Given information below:

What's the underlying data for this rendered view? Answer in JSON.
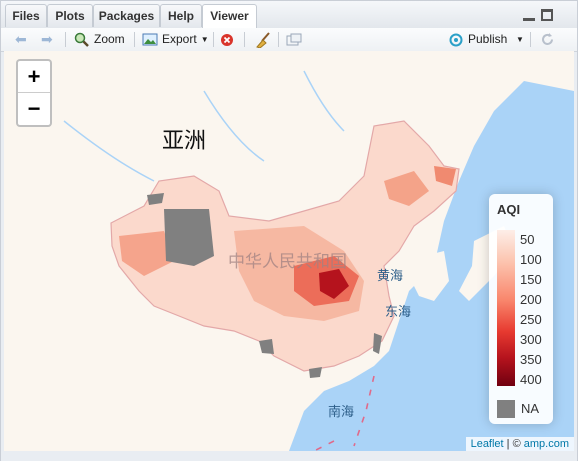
{
  "tabs": [
    {
      "label": "Files",
      "active": false
    },
    {
      "label": "Plots",
      "active": false
    },
    {
      "label": "Packages",
      "active": false
    },
    {
      "label": "Help",
      "active": false
    },
    {
      "label": "Viewer",
      "active": true
    }
  ],
  "toolbar": {
    "zoom_label": "Zoom",
    "export_label": "Export",
    "publish_label": "Publish"
  },
  "map": {
    "zoom_in": "+",
    "zoom_out": "−",
    "labels": {
      "asia": "亚洲",
      "china": "中华人民共和国",
      "yellow_sea": "黄海",
      "east_sea": "东海",
      "south_sea": "南海"
    },
    "legend": {
      "title": "AQI",
      "ticks": [
        "50",
        "100",
        "150",
        "200",
        "250",
        "300",
        "350",
        "400"
      ],
      "na_label": "NA"
    },
    "attribution": {
      "leaflet": "Leaflet",
      "sep": " | © ",
      "provider": "amp.com"
    },
    "colors": {
      "water": "#aad3f7",
      "land": "#fdf8f3",
      "na": "#808080",
      "high": "#b5131d"
    }
  }
}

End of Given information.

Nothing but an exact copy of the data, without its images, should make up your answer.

### Task output
What's the underlying data for this rendered view? Answer in JSON.
{
  "tabs": [
    {
      "label": "Files",
      "active": false
    },
    {
      "label": "Plots",
      "active": false
    },
    {
      "label": "Packages",
      "active": false
    },
    {
      "label": "Help",
      "active": false
    },
    {
      "label": "Viewer",
      "active": true
    }
  ],
  "toolbar": {
    "zoom_label": "Zoom",
    "export_label": "Export",
    "publish_label": "Publish"
  },
  "map": {
    "zoom_in": "+",
    "zoom_out": "−",
    "labels": {
      "asia": "亚洲",
      "china": "中华人民共和国",
      "yellow_sea": "黄海",
      "east_sea": "东海",
      "south_sea": "南海"
    },
    "legend": {
      "title": "AQI",
      "ticks": [
        "50",
        "100",
        "150",
        "200",
        "250",
        "300",
        "350",
        "400"
      ],
      "na_label": "NA"
    },
    "attribution": {
      "leaflet": "Leaflet",
      "sep": " | © ",
      "provider": "amp.com"
    },
    "colors": {
      "water": "#aad3f7",
      "land": "#fdf8f3",
      "na": "#808080",
      "high": "#b5131d"
    }
  }
}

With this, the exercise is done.